Both of the hospitals hit last night were supported by Doctors Without Borders/Médecins Sans Frontières (MSF) and other organizations.  

Prior to these attacks, four of the eight hospitals left in eastern Aleppo had surgical capacity. Now, there are only two hospitals with surgical capacity left in a city that continues to experience a brutal and relentless onslaught from aid and land.

“According to different medical sources, there are only seven surgical doctors left in the area, serving an estimated population of 250,000,” says Carlos Francisco, MSF’s head of mission for Syria. “And this comes at a time when east Aleppo has been under siege since July and is suffering the bloodiest indiscriminate bombing since the beginning of the war.

“We don’t know how to say it any longer: this has to stop.”

MSF supports eight hospitals in Aleppo city. It runs six medical facilities across northern Syria and supports more than 150 health centers and hospitals across the country, many of them in besieged areas.

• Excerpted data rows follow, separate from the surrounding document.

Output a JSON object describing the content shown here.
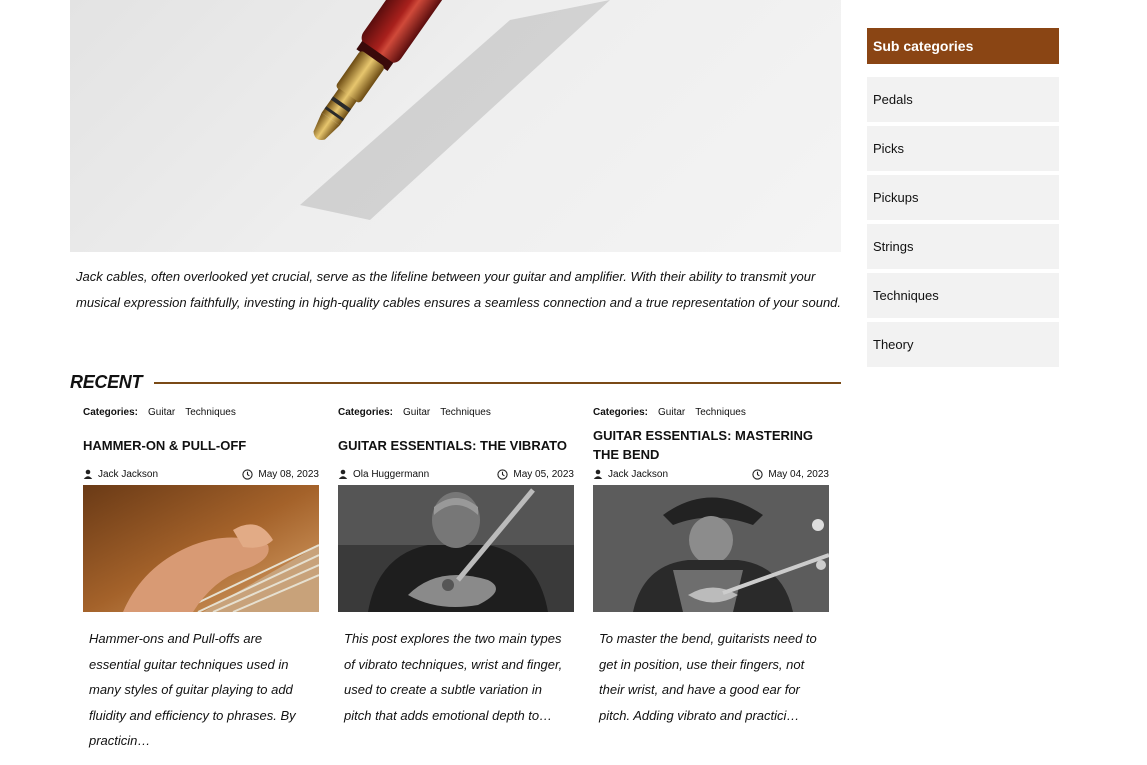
{
  "hero": {
    "caption": "Jack cables, often overlooked yet crucial, serve as the lifeline between your guitar and amplifier. With their ability to transmit your musical expression faithfully, investing in high-quality cables ensures a seamless connection and a true representation of your sound."
  },
  "recent": {
    "title": "RECENT",
    "categories_label": "Categories:",
    "posts": [
      {
        "categories": [
          "Guitar",
          "Techniques"
        ],
        "title": "HAMMER-ON & PULL-OFF",
        "author": "Jack Jackson",
        "date": "May 08, 2023",
        "excerpt": "Hammer-ons and Pull-offs are essential guitar techniques used in many styles of guitar playing to add fluidity and efficiency to phrases. By practicin…"
      },
      {
        "categories": [
          "Guitar",
          "Techniques"
        ],
        "title": "GUITAR ESSENTIALS: THE VIBRATO",
        "author": "Ola Huggermann",
        "date": "May 05, 2023",
        "excerpt": "This post explores the two main types of vibrato techniques, wrist and finger, used to create a subtle variation in pitch that adds emotional depth to…"
      },
      {
        "categories": [
          "Guitar",
          "Techniques"
        ],
        "title": "GUITAR ESSENTIALS: MASTERING THE BEND",
        "author": "Jack Jackson",
        "date": "May 04, 2023",
        "excerpt": "To master the bend, guitarists need to get in position, use their fingers, not their wrist, and have a good ear for pitch. Adding vibrato and practici…"
      }
    ]
  },
  "sidebar": {
    "title": "Sub categories",
    "items": [
      "Pedals",
      "Picks",
      "Pickups",
      "Strings",
      "Techniques",
      "Theory"
    ]
  },
  "colors": {
    "accent": "#8a4514",
    "divider": "#7a4a16",
    "item_bg": "#f2f2f2"
  },
  "icons": {
    "author": "user-icon",
    "date": "clock-icon"
  }
}
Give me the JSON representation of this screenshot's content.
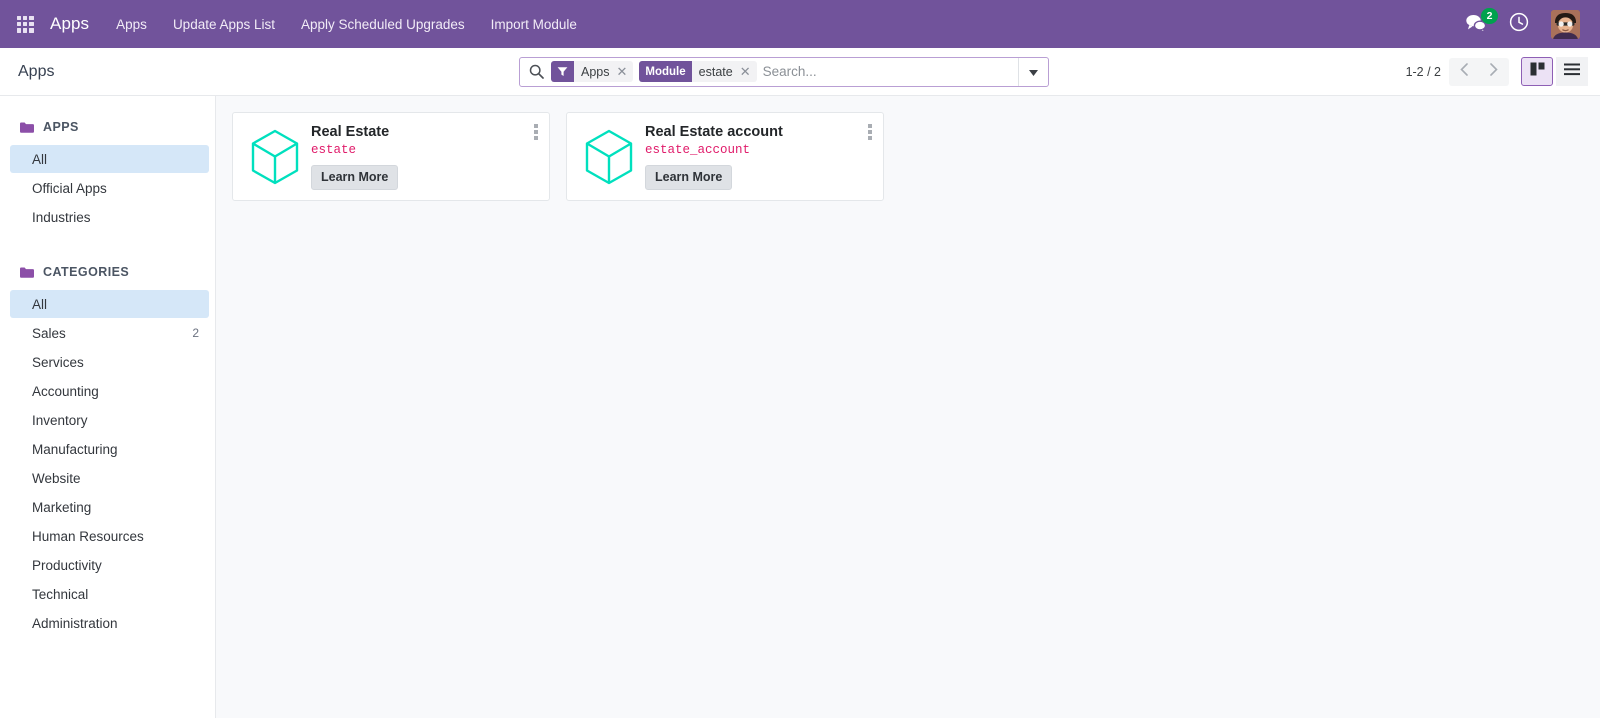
{
  "navbar": {
    "apps_grid_icon": "apps-grid-icon",
    "brand": "Apps",
    "menu_items": [
      {
        "label": "Apps"
      },
      {
        "label": "Update Apps List"
      },
      {
        "label": "Apply Scheduled Upgrades"
      },
      {
        "label": "Import Module"
      }
    ],
    "systray": {
      "messaging_icon": "messages-icon",
      "messaging_count": "2",
      "activity_icon": "clock-icon",
      "avatar_icon": "user-avatar"
    },
    "bg_color": "#71539B",
    "badge_color": "#00A24E"
  },
  "control_panel": {
    "breadcrumb": "Apps",
    "search": {
      "search_icon": "search-icon",
      "placeholder": "Search...",
      "value": "",
      "dropdown_icon": "caret-down-icon",
      "facets": [
        {
          "icon": "filter-funnel-icon",
          "label": "",
          "value": "Apps",
          "remove_icon": "close-icon"
        },
        {
          "icon": "",
          "label": "Module",
          "value": "estate",
          "remove_icon": "close-icon"
        }
      ]
    },
    "pager": {
      "range": "1-2 / 2",
      "prev_icon": "chevron-left-icon",
      "next_icon": "chevron-right-icon"
    },
    "view_switcher": [
      {
        "name": "kanban",
        "icon": "kanban-view-icon",
        "active": true
      },
      {
        "name": "list",
        "icon": "list-view-icon",
        "active": false
      }
    ]
  },
  "sidebar": {
    "sections": [
      {
        "title": "APPS",
        "folder_icon": "folder-icon",
        "items": [
          {
            "label": "All",
            "count": "",
            "active": true
          },
          {
            "label": "Official Apps",
            "count": "",
            "active": false
          },
          {
            "label": "Industries",
            "count": "",
            "active": false
          }
        ]
      },
      {
        "title": "CATEGORIES",
        "folder_icon": "folder-icon",
        "items": [
          {
            "label": "All",
            "count": "",
            "active": true
          },
          {
            "label": "Sales",
            "count": "2",
            "active": false
          },
          {
            "label": "Services",
            "count": "",
            "active": false
          },
          {
            "label": "Accounting",
            "count": "",
            "active": false
          },
          {
            "label": "Inventory",
            "count": "",
            "active": false
          },
          {
            "label": "Manufacturing",
            "count": "",
            "active": false
          },
          {
            "label": "Website",
            "count": "",
            "active": false
          },
          {
            "label": "Marketing",
            "count": "",
            "active": false
          },
          {
            "label": "Human Resources",
            "count": "",
            "active": false
          },
          {
            "label": "Productivity",
            "count": "",
            "active": false
          },
          {
            "label": "Technical",
            "count": "",
            "active": false
          },
          {
            "label": "Administration",
            "count": "",
            "active": false
          }
        ]
      }
    ]
  },
  "kanban": {
    "accent_icon_color": "#00E0BE",
    "tech_name_color": "#E01B6A",
    "cards": [
      {
        "icon": "cube-module-icon",
        "title": "Real Estate",
        "technical_name": "estate",
        "button_label": "Learn More",
        "menu_icon": "vertical-ellipsis-icon"
      },
      {
        "icon": "cube-module-icon",
        "title": "Real Estate account",
        "technical_name": "estate_account",
        "button_label": "Learn More",
        "menu_icon": "vertical-ellipsis-icon"
      }
    ]
  }
}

Read: MSF International President Addresses UN Security Council Regarding Hospital Attacks